Let me start this article by saying that it is not a piece about God of War (I’ll also put it in the meta so there is as little misinformation as possible). Rather this is a brief look at an issue that is becoming more and more prevalent in the games journalism sector and something which, I believe, is becoming damaging, particularly to the ability of smaller sites to get genuine, well-written content deserved exposure.

In theory, there is nothing wrong with the idea of observing trends and offering original viewpoints and angles as articles and video content. After all, the latest fad in gaming is driven by what people are into at the time, and so a glut of responses in one form or another seems appropriate. That being said, there has been a notable increase in articles written that are so deliberately contrary to popular opinion, it’s almost offensive. What I mean by this is not that people can’t have their own opinions that go against the grain, far from it, but instead that these pieces are written with such thinly veiled falsity, confronting every major popular feature within a game and deliberately attacking it without rhyme or a sense of reason.

There are hugely notable examples of people who offered unpopular opinions but rationalised them so well that people couldn’t help but acknowledge that there is another side to every argument, John Bain (TotalBiscuit) comes to mind. Now, as the clear benefits of offering a deliberately provocative viewpoint to the internet are known, sites are beginning to churn out more and more articles that offer unsubstantiated commentary on a hot button issue, without really quantifying any of the internal information. One game that really seemed to bring this out in its most obvious form was God of War. In recent days, I have personally seen tens of articles with headlines like, and I promise these are genuine, “I don’t like God of War” and “God of War has a bad game (sic)”. Seemingly gone are the days when a nuanced view on a game, with a focus on its finer details, was the norm, and instead we enter a world where YouTube-esque clickbait passes for journalism, and everything other than the empty red ring in the thumbnail is permitted. I mean some of the articles I read were literally 100 words, for god’s sake.

The problem is rife on the smaller sites but that doesn’t mean that the “big boys” are wholly immune from criticism. Gamespot recently posited that Blizzard would be making “one game” free for the weekend, without letting everyone know, until they’d clicked the article, that the game in question was Overwatch. There is one key difference between clickbait and the problem I described earlier. Clickbait is a, albeit annoying, way of getting people to follow through on reading the article, whereas the type of content I’m referring to in this piece is tantamount to lazy journalism that the author often wouldn’t even stand by if asked in private. One “crime”, for me, is greater than the other and yet considerably easier to stop in it’s entirety if the community as a whole stops buying into it and responding in kind. The issue with that is the fact that articles have to be clicked before you can see the content, so the site owner wins either way, but exposing it at every turn, and boycotting repeat offenders, must be encouraged.

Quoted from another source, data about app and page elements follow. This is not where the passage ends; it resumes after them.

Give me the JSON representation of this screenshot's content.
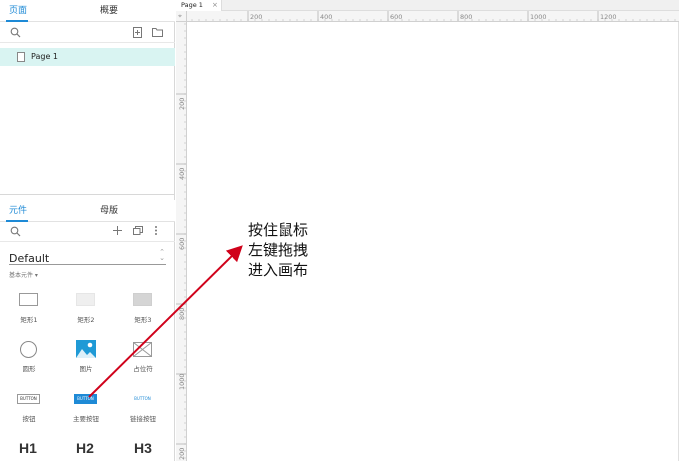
{
  "left_panel": {
    "top_tabs": {
      "pages": "页面",
      "outline": "概要"
    },
    "pages": [
      {
        "label": "Page 1"
      }
    ],
    "bottom_tabs": {
      "widgets": "元件",
      "masters": "母版"
    },
    "library": {
      "selected": "Default",
      "category": "基本元件 ▾"
    },
    "widgets": [
      {
        "label": "矩形1"
      },
      {
        "label": "矩形2"
      },
      {
        "label": "矩形3"
      },
      {
        "label": "圆形"
      },
      {
        "label": "图片"
      },
      {
        "label": "占位符"
      },
      {
        "label": "按钮",
        "button_text": "BUTTON"
      },
      {
        "label": "主要按钮",
        "button_text": "BUTTON"
      },
      {
        "label": "链接按钮",
        "button_text": "BUTTON"
      }
    ],
    "headings": [
      "H1",
      "H2",
      "H3"
    ]
  },
  "editor": {
    "doc_tab": {
      "label": "Page 1",
      "close": "×"
    },
    "ruler_top": [
      "0",
      "200",
      "400",
      "600",
      "800",
      "1000",
      "1200"
    ],
    "ruler_left": [
      "200",
      "400",
      "600",
      "800",
      "1000",
      "200"
    ],
    "annotation": [
      "按住鼠标",
      "左键拖拽",
      "进入画布"
    ]
  },
  "colors": {
    "accent": "#1e8ad6",
    "selected_row": "#d9f4f2",
    "arrow": "#d0021b"
  }
}
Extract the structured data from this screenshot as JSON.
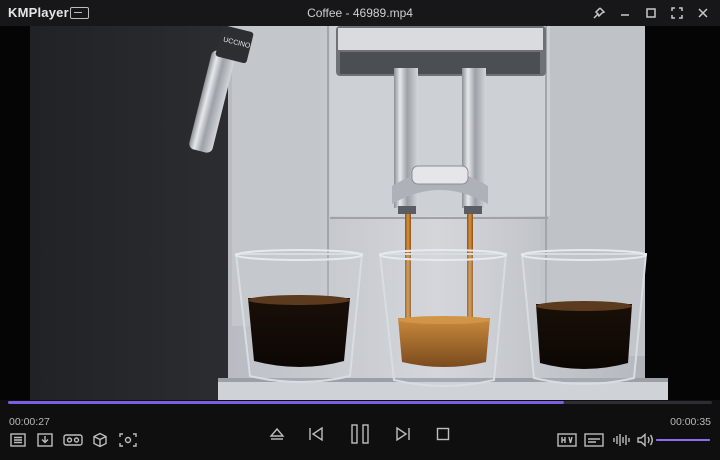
{
  "app": {
    "brand": "KMPlayer",
    "window_title": "Coffee - 46989.mp4"
  },
  "playback": {
    "elapsed": "00:00:27",
    "total": "00:00:35",
    "progress_fraction": 0.79,
    "state": "playing",
    "volume_fraction": 1.0
  },
  "colors": {
    "accent": "#7a5fe0",
    "titlebar_bg": "#17171a",
    "controls_bg": "#0f0f10"
  },
  "icons": {
    "title_bar": [
      "menu-icon",
      "pin-icon",
      "minimize-icon",
      "maximize-icon",
      "fullscreen-icon",
      "close-icon"
    ],
    "left_controls": [
      "playlist-icon",
      "download-icon",
      "vr-icon",
      "3d-cube-icon",
      "capture-icon"
    ],
    "center_controls": [
      "eject-icon",
      "previous-icon",
      "pause-icon",
      "next-icon",
      "stop-icon"
    ],
    "right_controls": [
      "subtitle-icon",
      "caption-icon",
      "equalizer-icon",
      "volume-icon"
    ]
  },
  "video": {
    "logo_text": "UCCINO"
  }
}
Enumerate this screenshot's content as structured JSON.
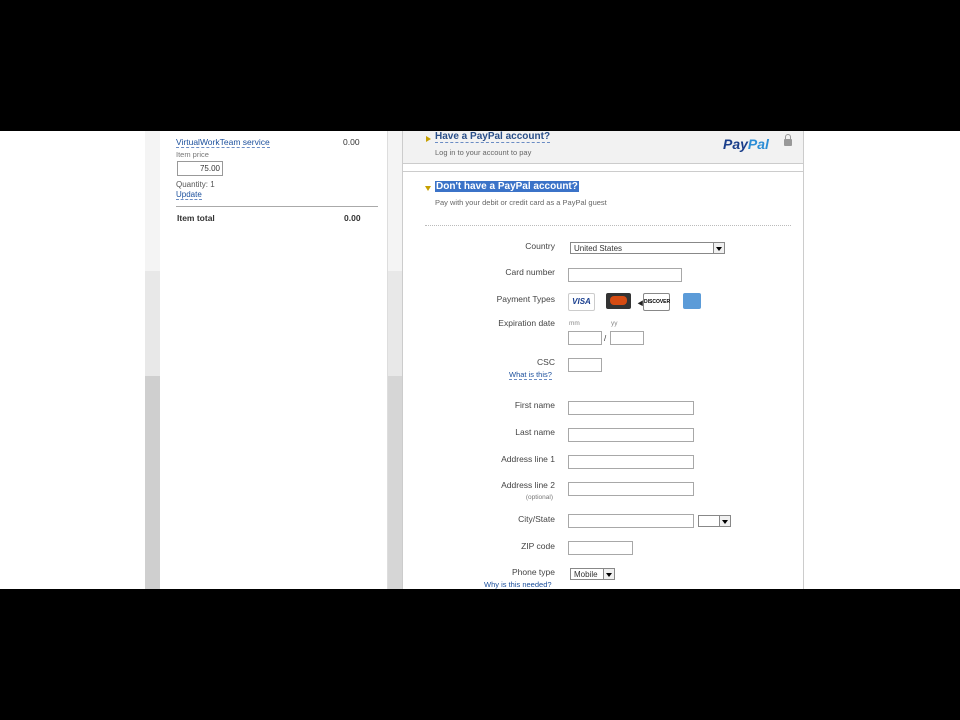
{
  "cart": {
    "item_name": "VirtualWorkTeam service",
    "item_amount": "0.00",
    "item_price_label": "Item price",
    "item_price_value": "75.00",
    "quantity": "Quantity: 1",
    "update_link": "Update",
    "total_label": "Item total",
    "total_value": "0.00"
  },
  "have_account": {
    "title": "Have a PayPal account?",
    "subtitle": "Log in to your account to pay",
    "logo_text": "Pay",
    "logo_text2": "Pal"
  },
  "guest": {
    "title": "Don't have a PayPal account?",
    "subtitle": "Pay with your debit or credit card as a PayPal guest"
  },
  "form": {
    "country_label": "Country",
    "country_value": "United States",
    "card_number_label": "Card number",
    "payment_types_label": "Payment Types",
    "cards": [
      "VISA",
      "MasterCard",
      "DISCOVER",
      "AMERICAN EXPRESS"
    ],
    "expiration_label": "Expiration date",
    "mm": "mm",
    "yy": "yy",
    "slash": "/",
    "csc_label": "CSC",
    "csc_help": "What is this?",
    "first_name_label": "First name",
    "last_name_label": "Last name",
    "address1_label": "Address line 1",
    "address2_label": "Address line 2",
    "optional": "(optional)",
    "city_state_label": "City/State",
    "zip_label": "ZIP code",
    "phone_type_label": "Phone type",
    "phone_type_value": "Mobile",
    "phone_help": "Why is this needed?"
  }
}
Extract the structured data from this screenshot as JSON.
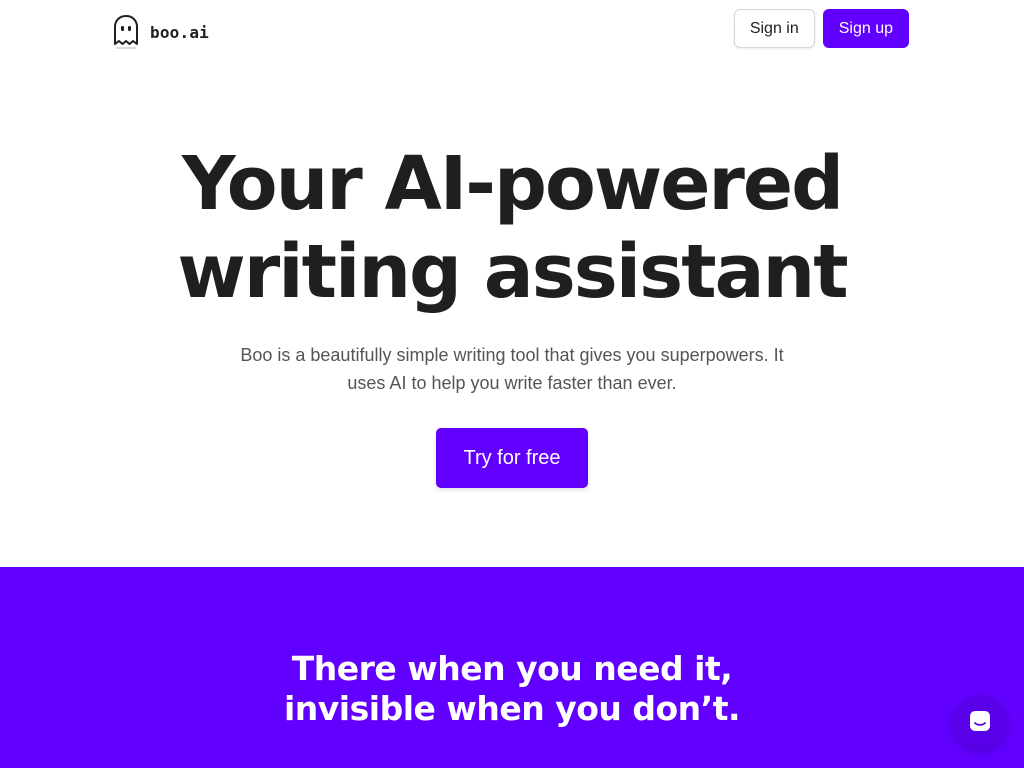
{
  "header": {
    "logo_icon": "ghost-icon",
    "logo_text": "boo.ai",
    "signin_label": "Sign in",
    "signup_label": "Sign up"
  },
  "hero": {
    "title_line1": "Your AI-powered",
    "title_line2": "writing assistant",
    "subtitle_line1": "Boo is a beautifully simple writing tool that gives you superpowers. It",
    "subtitle_line2": "uses AI to help you write faster than ever.",
    "cta_label": "Try for free"
  },
  "band": {
    "title_line1": "There when you need it,",
    "title_line2": "invisible when you don’t."
  },
  "chat": {
    "icon": "chat-bubble-icon"
  },
  "colors": {
    "accent": "#6100ff",
    "text": "#1f1f1f",
    "muted": "#555555"
  }
}
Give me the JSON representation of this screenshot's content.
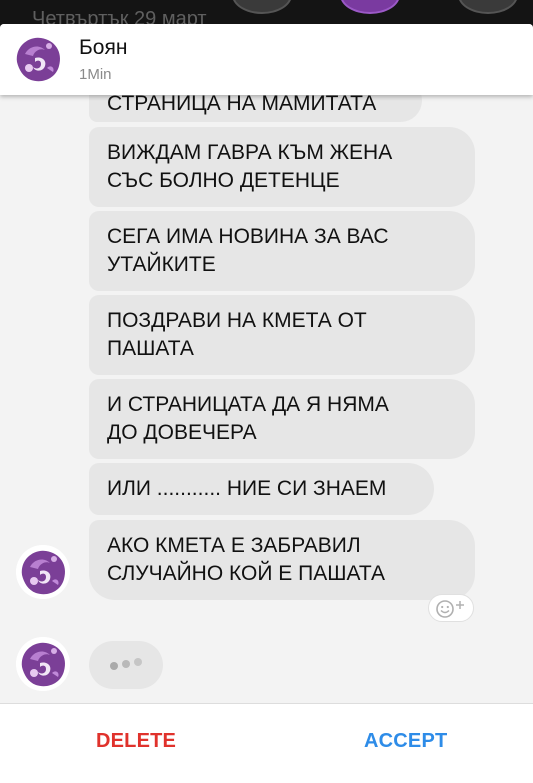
{
  "background": {
    "date_text": "Четвъртък 29 март"
  },
  "header": {
    "contact_name": "Боян",
    "time": "1Min"
  },
  "messages": [
    {
      "lines": [
        "СТРАНИЦА НА МАМИТАТА"
      ]
    },
    {
      "lines": [
        "ВИЖДАМ ГАВРА КЪМ ЖЕНА",
        "СЪС БОЛНО ДЕТЕНЦЕ"
      ]
    },
    {
      "lines": [
        "СЕГА ИМА НОВИНА ЗА ВАС",
        "УТАЙКИТЕ"
      ]
    },
    {
      "lines": [
        "ПОЗДРАВИ НА КМЕТА ОТ",
        "ПАШАТА"
      ]
    },
    {
      "lines": [
        "И СТРАНИЦАТА ДА Я НЯМА",
        "ДО ДОВЕЧЕРА"
      ]
    },
    {
      "lines": [
        "ИЛИ ........... НИЕ СИ ЗНАЕМ"
      ]
    },
    {
      "lines": [
        "АКО КМЕТА Е ЗАБРАВИЛ",
        "СЛУЧАЙНО КОЙ Е ПАШАТА"
      ]
    }
  ],
  "icons": {
    "add_reaction": "smiley-plus-icon",
    "typing": "typing-dots-icon"
  },
  "footer": {
    "delete_label": "DELETE",
    "accept_label": "ACCEPT"
  },
  "colors": {
    "delete": "#e0322c",
    "accept": "#2e8ce8",
    "bubble": "#e6e6e6"
  }
}
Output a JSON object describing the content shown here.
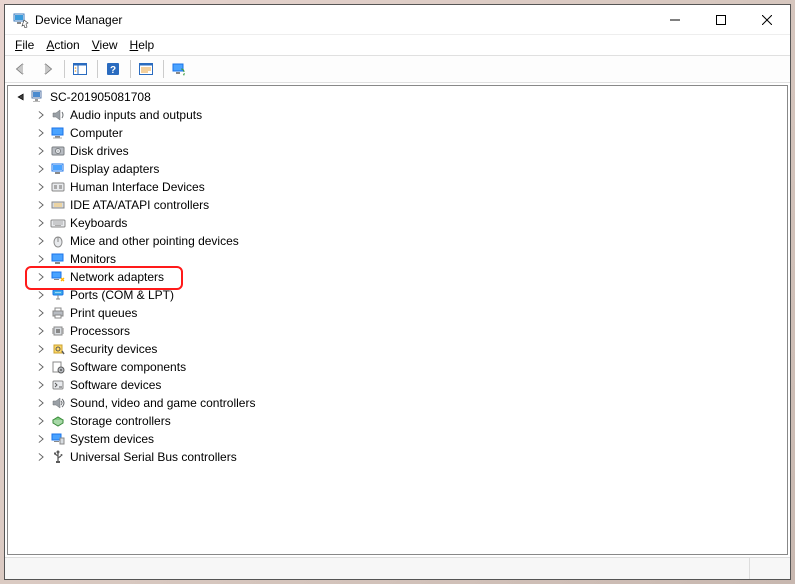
{
  "window": {
    "title": "Device Manager"
  },
  "menu": {
    "file": "File",
    "action": "Action",
    "view": "View",
    "help": "Help"
  },
  "tree": {
    "root": "SC-201905081708",
    "items": [
      {
        "label": "Audio inputs and outputs",
        "icon": "audio"
      },
      {
        "label": "Computer",
        "icon": "computer"
      },
      {
        "label": "Disk drives",
        "icon": "disk"
      },
      {
        "label": "Display adapters",
        "icon": "display"
      },
      {
        "label": "Human Interface Devices",
        "icon": "hid"
      },
      {
        "label": "IDE ATA/ATAPI controllers",
        "icon": "ide"
      },
      {
        "label": "Keyboards",
        "icon": "keyboard"
      },
      {
        "label": "Mice and other pointing devices",
        "icon": "mouse"
      },
      {
        "label": "Monitors",
        "icon": "monitor"
      },
      {
        "label": "Network adapters",
        "icon": "network",
        "highlighted": true
      },
      {
        "label": "Ports (COM & LPT)",
        "icon": "ports"
      },
      {
        "label": "Print queues",
        "icon": "printer"
      },
      {
        "label": "Processors",
        "icon": "cpu"
      },
      {
        "label": "Security devices",
        "icon": "security"
      },
      {
        "label": "Software components",
        "icon": "swcomp"
      },
      {
        "label": "Software devices",
        "icon": "swdev"
      },
      {
        "label": "Sound, video and game controllers",
        "icon": "sound"
      },
      {
        "label": "Storage controllers",
        "icon": "storage"
      },
      {
        "label": "System devices",
        "icon": "system"
      },
      {
        "label": "Universal Serial Bus controllers",
        "icon": "usb"
      }
    ]
  }
}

Sensationalist content is always going to exist because, at the end of the day, that’s what pulls in the big audiences. That being said it is everyone’s responsibility to improve the community, so in a sense this is my way of doing just that. Also this isn’t an instructional to avoid the hype train at all costs, jump aboard, it’s actually a lot of fun. Just make sure you’re in the right carriage. And apologies if this article seems somewhat mean spirited, it is merely disheartening to see great, down the line content, for example over at Gert Lush Gaming, go unnoticed, drowned out by a cacophony of people who are making a lot of noise, but who have very little to say.